Rethinking Bretton Woods | Mon, Feb 29, 2016
Center of Concern joins more than 50 civil society organizations in demanding strong disclosure requirements for Public Private Partnerships.
In a document submitted to the World Bank, more than 50 global, regional and national civil society organizations offered analysis of the World Bank Disclosure Framework for Public Private Partnerships (PPPs).
The submission responded to a consultation the World Bank opened on a Framework it is developing intended to fill a gap on guidance for Public-Private Partnerships disclosure.
As part of a trend to assign a greater role to the private sector in development finance, the importance of PPPs in policy discourse has been growing. The Group of 20 has trusted the World Bank with producing a series of tools that are expected to heavily influence standards, policies and practices on the matter by its client countries and those of multilateral development banks, which oftentimes follow the World Bank’s lead.
Signatories to the submission raised a number of procedural and substantive issues regarding the Framework.

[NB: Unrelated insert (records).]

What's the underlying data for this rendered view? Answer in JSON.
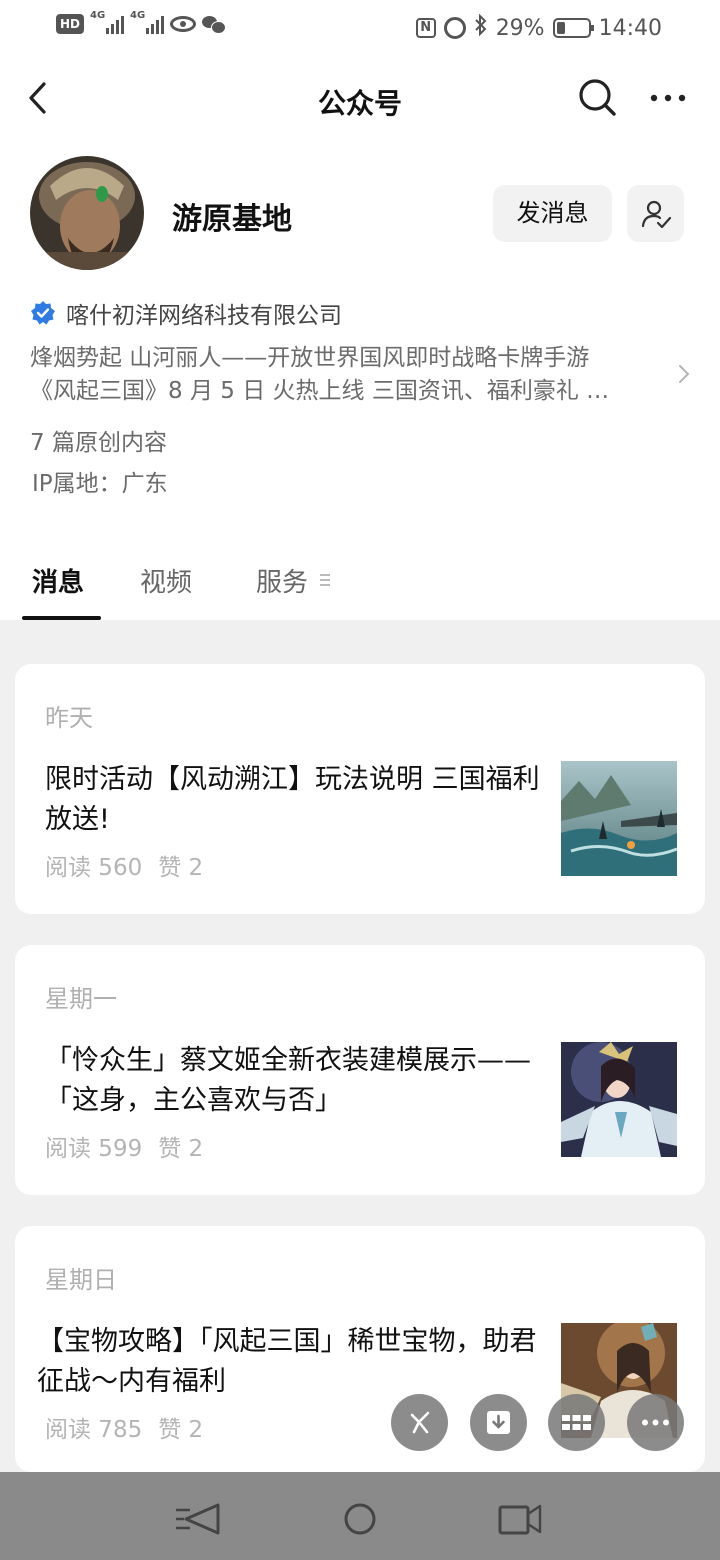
{
  "status_bar": {
    "left_badge": "HD",
    "sim1_label": "4G",
    "sim2_label": "4G",
    "nfc": "N",
    "battery": "29%",
    "battery_level": 0.29,
    "time": "14:40"
  },
  "nav": {
    "title": "公众号"
  },
  "profile": {
    "name": "游原基地",
    "message_button": "发消息",
    "company": "喀什初洋网络科技有限公司",
    "description_line1": "烽烟势起 山河丽人——开放世界国风即时战略卡牌手游",
    "description_line2": "《风起三国》8 月 5 日 火热上线 三国资讯、福利豪礼 …",
    "original_count": "7 篇原创内容",
    "ip_location": "IP属地：广东"
  },
  "tabs": [
    {
      "label": "消息",
      "active": true
    },
    {
      "label": "视频",
      "active": false
    },
    {
      "label": "服务",
      "active": false
    }
  ],
  "articles": [
    {
      "date": "昨天",
      "title": "限时活动【风动溯江】玩法说明 三国福利放送!",
      "reads": "阅读 560",
      "likes": "赞 2"
    },
    {
      "date": "星期一",
      "title": "「怜众生」蔡文姬全新衣装建模展示——「这身，主公喜欢与否」",
      "reads": "阅读 599",
      "likes": "赞 2"
    },
    {
      "date": "星期日",
      "title": "【宝物攻略】「风起三国」稀世宝物，助君征战～内有福利",
      "reads": "阅读 785",
      "likes": "赞 2"
    }
  ],
  "colors": {
    "background": "#f0f0f0",
    "verified_blue": "#2f7be5",
    "system_nav": "#8a8a8a"
  },
  "icons": {
    "back": "chevron-left-icon",
    "search": "search-icon",
    "more": "more-dots-icon",
    "follow": "user-check-icon",
    "verified": "verified-badge-icon",
    "fab": [
      "mini-program-icon",
      "download-icon",
      "grid-icon",
      "more-dots-icon"
    ],
    "system": [
      "back-triangle-icon",
      "home-circle-icon",
      "recents-square-icon"
    ]
  }
}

They emphasized the importance of a robust framework to safeguard against risks raised by PPPs having to do with social and environmental impacts, respect for human rights, democratic accountability and macroeconomic problems, including hidden public indebtedness.
“The need for such safeguards is particularly acute in the light of the G20’s recent policy decisions to encourage so-called ‘transformational’ projects, which we understand as increased support for megaprojects,” the groups said.
Among other concerns, the signatories referred to the World Bank document’s lack of reference to disclosure oriented to ensure scrutiny of potential conflicts of interest of officials and civil servants involved in decisions regarding PPPs. “Such requirements are an important portion of measures to prevent corruption, overcharges and inefficiencies,” they said. Likewise, the apparent neglect of standards for the period after bidding is closed and before signature of the contracts, was a gap that needs to be addressed.
The submission also found areas of the World Bank’s Disclosure Framework worth supporting and reinforcing, such as the concerns posed by unsolicited projects and the decision not to lower requirements where non-standard contracts are involved.
A submission also signed by a collective of civil society organizations, but in Spanish, addressed some concerns specific to the Latin America region.
|Read full submission..pdf||255.69 KB|
|Read submission by Spanish-speaking organizations..pdf||280.34 KB|